* What the task requires
Reproduce the entries verbatim; no pictures.
• • • •
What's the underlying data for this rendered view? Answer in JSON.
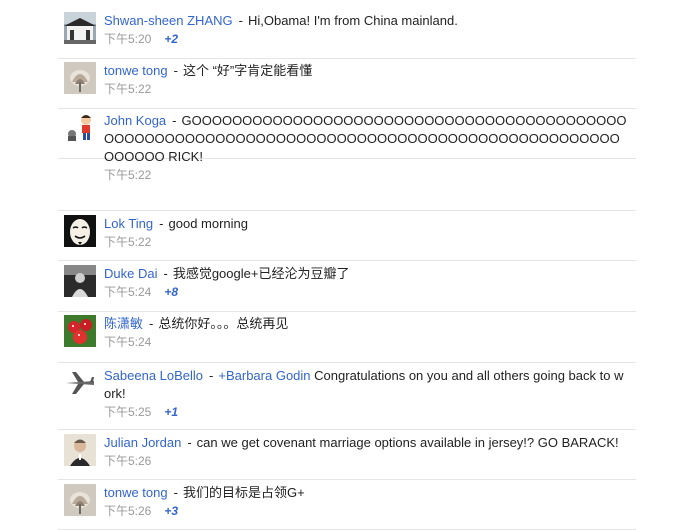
{
  "comments": [
    {
      "author": "Shwan-sheen ZHANG",
      "text": "Hi,Obama! I'm from China mainland.",
      "time": "下午5:20",
      "plus": "+2",
      "avatar_icon": "building-photo-icon"
    },
    {
      "author": "tonwe tong",
      "text": "这个 “好”字肯定能看懂",
      "time": "下午5:22",
      "plus": "",
      "avatar_icon": "flower-photo-icon"
    },
    {
      "author": "John Koga",
      "text": "GOOOOOOOOOOOOOOOOOOOOOOOOOOOOOOOOOOOOOOOOOOOOOOOOOOOOOOOOOOOOOOOOOOOOOOOOOOOOOOOOOOOOOOOOOOOOOOOOOOOO RICK!",
      "time": "下午5:22",
      "plus": "",
      "avatar_icon": "cartoon-kids-icon"
    },
    {
      "author": "Lok Ting",
      "text": "good morning",
      "time": "下午5:22",
      "plus": "",
      "avatar_icon": "mask-photo-icon"
    },
    {
      "author": "Duke Dai",
      "text": "我感觉google+已经沦为豆瓣了",
      "time": "下午5:24",
      "plus": "+8",
      "avatar_icon": "bw-portrait-icon"
    },
    {
      "author": "陈潇敏",
      "text": "总统你好。。。总统再见",
      "time": "下午5:24",
      "plus": "",
      "avatar_icon": "strawberry-photo-icon"
    },
    {
      "author": "Sabeena LoBello",
      "mention": "+Barbara Godin",
      "text": "Congratulations on you and all others going back to work!",
      "time": "下午5:25",
      "plus": "+1",
      "avatar_icon": "jet-plane-icon"
    },
    {
      "author": "Julian Jordan",
      "text": "can we get covenant marriage options available in jersey!? GO BARACK!",
      "time": "下午5:26",
      "plus": "",
      "avatar_icon": "man-portrait-icon"
    },
    {
      "author": "tonwe tong",
      "text": "我们的目标是占领G+",
      "time": "下午5:26",
      "plus": "+3",
      "avatar_icon": "flower-photo-icon"
    }
  ]
}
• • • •
* Task result
What's the underlying data for this rendered view? Answer in JSON.
{
  "comments": [
    {
      "author": "Shwan-sheen ZHANG",
      "text": "Hi,Obama! I'm from China mainland.",
      "time": "下午5:20",
      "plus": "+2",
      "avatar_icon": "building-photo-icon"
    },
    {
      "author": "tonwe tong",
      "text": "这个 “好”字肯定能看懂",
      "time": "下午5:22",
      "plus": "",
      "avatar_icon": "flower-photo-icon"
    },
    {
      "author": "John Koga",
      "text": "GOOOOOOOOOOOOOOOOOOOOOOOOOOOOOOOOOOOOOOOOOOOOOOOOOOOOOOOOOOOOOOOOOOOOOOOOOOOOOOOOOOOOOOOOOOOOOOOOOOOO RICK!",
      "time": "下午5:22",
      "plus": "",
      "avatar_icon": "cartoon-kids-icon"
    },
    {
      "author": "Lok Ting",
      "text": "good morning",
      "time": "下午5:22",
      "plus": "",
      "avatar_icon": "mask-photo-icon"
    },
    {
      "author": "Duke Dai",
      "text": "我感觉google+已经沦为豆瓣了",
      "time": "下午5:24",
      "plus": "+8",
      "avatar_icon": "bw-portrait-icon"
    },
    {
      "author": "陈潇敏",
      "text": "总统你好。。。总统再见",
      "time": "下午5:24",
      "plus": "",
      "avatar_icon": "strawberry-photo-icon"
    },
    {
      "author": "Sabeena LoBello",
      "mention": "+Barbara Godin",
      "text": "Congratulations on you and all others going back to work!",
      "time": "下午5:25",
      "plus": "+1",
      "avatar_icon": "jet-plane-icon"
    },
    {
      "author": "Julian Jordan",
      "text": "can we get covenant marriage options available in jersey!? GO BARACK!",
      "time": "下午5:26",
      "plus": "",
      "avatar_icon": "man-portrait-icon"
    },
    {
      "author": "tonwe tong",
      "text": "我们的目标是占领G+",
      "time": "下午5:26",
      "plus": "+3",
      "avatar_icon": "flower-photo-icon"
    }
  ]
}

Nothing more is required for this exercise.